Website and app data records:
—————

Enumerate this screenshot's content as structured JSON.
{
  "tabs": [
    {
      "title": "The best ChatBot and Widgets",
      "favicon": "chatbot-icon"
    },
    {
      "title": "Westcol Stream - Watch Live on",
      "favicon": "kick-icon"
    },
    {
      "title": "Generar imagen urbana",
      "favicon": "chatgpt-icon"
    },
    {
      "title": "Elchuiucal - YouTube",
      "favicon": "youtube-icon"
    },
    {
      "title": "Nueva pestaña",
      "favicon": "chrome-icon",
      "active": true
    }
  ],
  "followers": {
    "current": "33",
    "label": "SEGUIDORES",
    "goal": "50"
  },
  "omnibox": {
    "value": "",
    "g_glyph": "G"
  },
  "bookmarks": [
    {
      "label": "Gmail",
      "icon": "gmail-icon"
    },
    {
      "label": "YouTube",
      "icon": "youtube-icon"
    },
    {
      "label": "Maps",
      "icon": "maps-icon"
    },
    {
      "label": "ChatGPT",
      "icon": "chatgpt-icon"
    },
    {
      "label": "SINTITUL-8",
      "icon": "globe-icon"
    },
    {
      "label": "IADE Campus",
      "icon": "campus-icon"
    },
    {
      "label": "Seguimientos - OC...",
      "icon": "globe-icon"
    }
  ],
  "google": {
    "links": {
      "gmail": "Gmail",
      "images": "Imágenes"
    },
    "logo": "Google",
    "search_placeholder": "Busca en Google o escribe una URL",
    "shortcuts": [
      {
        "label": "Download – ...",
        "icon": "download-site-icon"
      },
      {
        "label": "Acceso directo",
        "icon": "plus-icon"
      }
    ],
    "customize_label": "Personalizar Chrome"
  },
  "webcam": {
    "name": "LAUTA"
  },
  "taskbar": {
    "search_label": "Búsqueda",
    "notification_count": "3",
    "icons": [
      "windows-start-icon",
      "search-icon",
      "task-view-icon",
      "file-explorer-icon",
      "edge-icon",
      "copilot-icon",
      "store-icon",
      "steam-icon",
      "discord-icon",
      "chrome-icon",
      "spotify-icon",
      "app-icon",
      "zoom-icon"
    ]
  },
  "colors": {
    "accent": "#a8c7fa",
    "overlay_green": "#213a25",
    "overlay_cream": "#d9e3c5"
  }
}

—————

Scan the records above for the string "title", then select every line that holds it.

      "title": "The best ChatBot and Widgets",
      "title": "Westcol Stream - Watch Live on",
      "title": "Generar imagen urbana",
      "title": "Elchuiucal - YouTube",
      "title": "Nueva pestaña",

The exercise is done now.